Turkish Night is an evening of dinner, drink, and dance. Accompanied by live music, guests will be treated to traditional folk dances from different parts of Turkey. There’s a belly dancer, a wedding ceremony, and a whirling dervish interpretation among others.
It’s easy to see why Cappadocia’s terrain is ideal for exploring on horseback. According to our guide, the horses know this terrain very well. Cappadocia after all, stems from the ancient Hittite word katpatuka, which means “land of the beautiful horses”.
Together with the moonscape of Cappadocia and the Ottoman charm of Istanbul, these calcium travertines are the main reason why we chose Turkey for our 10th wedding anniversary.
We had already visited Ephesus, Hierapolis, and Laodicea before this leg of our Turkey trip and Aphrodisias for me was the most impressive. It isn’t as grand as Ephesus, but it’s easily the most beautiful.
An ancient city, Laodicea was built by King Antiochus II in honor of his wife Laodice around 260 BC. That makes it almost 2,300 years old.
Referred to as the “Underground Pamukkale”, Kaklik Cave is a lesser known destination that boasts the same travertine structures as its more famous neighbor, except they’re smaller and found inside a cave.
Once the third largest city in Roman Asia Minor and its most prominent seaport, much of Ephesus may lie in ruin today but the structures that are intact — like the Library of Celsus and the Great Theatre — will leave you in awe.
With no body of water in sight and little more than a pile of rocks to inspire fantasy, it was hard to imagine it as the thriving seaport it once was.
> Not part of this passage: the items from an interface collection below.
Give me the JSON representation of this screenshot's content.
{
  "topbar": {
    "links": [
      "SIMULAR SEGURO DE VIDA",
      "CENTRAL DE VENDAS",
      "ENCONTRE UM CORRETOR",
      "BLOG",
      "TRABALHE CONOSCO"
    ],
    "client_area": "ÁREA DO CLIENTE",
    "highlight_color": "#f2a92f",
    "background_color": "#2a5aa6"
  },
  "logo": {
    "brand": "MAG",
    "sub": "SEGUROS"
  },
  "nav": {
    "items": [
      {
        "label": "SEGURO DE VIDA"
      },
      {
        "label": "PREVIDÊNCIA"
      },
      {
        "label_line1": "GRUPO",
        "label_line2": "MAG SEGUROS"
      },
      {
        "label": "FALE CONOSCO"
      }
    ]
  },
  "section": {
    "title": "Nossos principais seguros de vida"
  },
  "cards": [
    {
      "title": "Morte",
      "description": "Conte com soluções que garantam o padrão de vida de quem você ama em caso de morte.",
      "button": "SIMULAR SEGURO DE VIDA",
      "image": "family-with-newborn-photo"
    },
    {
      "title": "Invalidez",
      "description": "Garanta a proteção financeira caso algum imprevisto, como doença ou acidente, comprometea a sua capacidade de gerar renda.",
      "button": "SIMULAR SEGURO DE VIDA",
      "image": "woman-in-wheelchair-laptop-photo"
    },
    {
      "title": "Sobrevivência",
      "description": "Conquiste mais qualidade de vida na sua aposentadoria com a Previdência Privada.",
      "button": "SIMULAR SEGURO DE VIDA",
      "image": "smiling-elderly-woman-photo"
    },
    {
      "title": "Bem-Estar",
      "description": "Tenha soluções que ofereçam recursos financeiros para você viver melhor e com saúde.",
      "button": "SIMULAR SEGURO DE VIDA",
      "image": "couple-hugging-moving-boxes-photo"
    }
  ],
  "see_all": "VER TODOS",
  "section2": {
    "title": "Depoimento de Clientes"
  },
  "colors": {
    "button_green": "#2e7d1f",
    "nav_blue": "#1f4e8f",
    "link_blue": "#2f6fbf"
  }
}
Which is why I think a visit to the Ephesus Archaeological Museum in Selçuk is a must.
Visit the Basilica of St. John & İsabey Mosque — Monuments to Faith on Ayasuluk Hill in Selçuk, Turkey
Like any visitor to Ephesus, the Selçuk leg of our Turkey trip was all about ancient history. Centuries of it in fact — from classical Greece to the Roman empire to the advancement of early Christianity and the Byzantine and Turkish eras.
Meaning “Mother Mary’s House” in Turkish, Meryem Ana Evi is said to be the last house where the Virgin Mother lived before Her Assumption (Catholic) or Dormition (Orthodox).